In 2012, USDA’s National Agricultural Statistics Service and Economic Research Service
conducted the Agricultural Resource Management Survey (ARMS) of the U.S. broiler industry. During the first three months of 2012, trained enumerators conducted personal interviews with more than 2,000 broiler growers in the 17 largest broiler-producing states. The farmers provided information about their operating costs and farm-related income. Broiler producers were also asked about feed, housing, and sales during 2011. The following results are highlights of production practices and resource use.
- Broiler Weight
- Broiler Housing
- Farm Labor and Broiler Production
- Broiler Industry Production Practices
- Litter Handling
You can also download a PDF version of these highlights by clicking here.

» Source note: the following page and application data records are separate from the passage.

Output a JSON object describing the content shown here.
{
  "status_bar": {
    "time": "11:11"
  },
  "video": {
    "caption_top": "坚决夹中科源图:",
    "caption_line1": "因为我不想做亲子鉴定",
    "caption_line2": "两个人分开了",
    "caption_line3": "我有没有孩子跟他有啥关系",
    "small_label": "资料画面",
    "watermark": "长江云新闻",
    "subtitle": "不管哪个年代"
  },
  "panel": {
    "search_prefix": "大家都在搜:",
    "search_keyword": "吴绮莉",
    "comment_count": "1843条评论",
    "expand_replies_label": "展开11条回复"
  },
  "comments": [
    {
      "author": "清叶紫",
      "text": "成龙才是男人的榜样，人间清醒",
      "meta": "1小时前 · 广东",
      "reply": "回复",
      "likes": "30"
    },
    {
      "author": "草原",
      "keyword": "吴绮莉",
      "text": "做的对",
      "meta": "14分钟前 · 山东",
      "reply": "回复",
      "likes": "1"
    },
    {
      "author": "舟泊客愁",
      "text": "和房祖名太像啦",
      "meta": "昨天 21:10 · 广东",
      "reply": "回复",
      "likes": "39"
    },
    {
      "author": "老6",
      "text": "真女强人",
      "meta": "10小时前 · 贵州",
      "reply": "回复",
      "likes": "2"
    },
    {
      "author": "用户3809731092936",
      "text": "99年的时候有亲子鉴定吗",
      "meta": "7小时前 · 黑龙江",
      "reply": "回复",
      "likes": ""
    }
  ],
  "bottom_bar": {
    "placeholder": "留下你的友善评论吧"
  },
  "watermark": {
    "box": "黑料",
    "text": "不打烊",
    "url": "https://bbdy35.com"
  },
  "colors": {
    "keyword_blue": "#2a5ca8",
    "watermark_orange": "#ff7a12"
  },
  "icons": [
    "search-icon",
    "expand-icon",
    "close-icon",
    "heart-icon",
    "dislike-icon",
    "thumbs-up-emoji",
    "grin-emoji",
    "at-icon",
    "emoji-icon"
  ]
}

ARMS results indicate that U.S. broiler production is shifting toward larger birds. Forty-two percent of birds produced in 2011 fell into the two largest classes, compared to 26 percent just five years before (Fig. 1). The shift reflects continuing changes in markets for broilers (toward more processed products, and more exports of poultry and poultry products). Larger birds require longer production cycles — 61 days, on average, for the largest class, compared to 38 days for the smallest — and require more feed per pound of weight gain.
Smaller birds (less than 4.26 pounds) often go to fast food and food service sectors, while birds in the next larger class (4.26-6.25 pounds) go to retail groceries in tray pack or bagged forms. Birds in the two largest classes may be marketed to retail groceries, but are also often deboned and further processed into poultry products for several different sectors.
Broiler houses have gotten steadily larger over time (Fig. 2). Houses built during the 1980s were typically about 16,000 square feet (400 feet long by 40 feet wide). The industry standard grew to 20,000 square feet (500 by 40) by 2000. Houses built in 2007-2011 averaged over 23,000 square feet. Many retained the 500 foot length, but were 50, 55, or 60 feet wide, while the largest new houses were nearly 40,000 square feet (600 by 66). When it comes to the year built, 31 percent of today’s broiler houses were built since 2000, and another 39 percent were built in the 1990s. The rest of U.S. broiler houses were built prior to the 1990s.
ARMS results show that small operations, those with one or two broiler houses, relied on labor from the operator and the operator’s family (usually a spouse), and often combined broiler production with off-farm employment in 2011. Operations with more broiler houses relied more on hired labor in addition to that provided by the farm family, and the total family commitment increased toward 50 hours a week from less than 40 (Table 1).
While the farm family’s labor commitment increased as the broiler operation grew larger, it did not rise proportionately with broiler production. The hours required, per 1,000 pounds of live-weight production declined sharply as operations added capacity and production.
Family labor, including that of the operator, was not paid a salary, and was therefore not included in cash expenses, unless the farm was incorporated. Hired labor is a cash expense, and the cost of hired labor per 1,000 pounds of live-weight production rose on larger farms as more hired labor was used.
Several practices were widespread on broiler operations in the United States in 2011, according to ARMS results. For example, almost all had specific practices to control rodent and wild bird access to facilities, and almost all rotated flocks on an all-in, all-out basis(Fig. 3).
Nearly half of broiler operations reported that they follow the National Poultry Improvement Plan (NPIP) or a Hazard Analysis and Critical Control Point (HACCP) Plan, which are designed to improve animal health, food safety and food quality. A fifth of operations fully cleaned out and sanitized their houses after each flock removal.
Nearly half of broilers that died on the farm were disposed of through composting, while incineration was used for another quarter. USDA may provide support for incineration and composting facilities, as well as litter management practices, through payments made under the Environmental Quality Incentive Program (EQIP). Seven percent of contract growers received EQIP payments related to broiler production in 2011.
Two-thirds (66.8%) of litter was removed from broiler operations in 2011 (Fig. 4), up from 61 percent in 2006, and just under a third (31.5%) was applied to fields on the broiler farm as fertilizer.
Litter has increasing value. More than half (52.2%) the litter removed from broiler farms in 2011 was sold, compared to 36 percent in 2006. Only 11 percent of litter was given away for free, compared to 21 percent in 2006. Prices received for litter depend on local demand and on prices for commercial fertilizer, which were much higher in 2011 than in 2006.
Last modified: 02/07/2013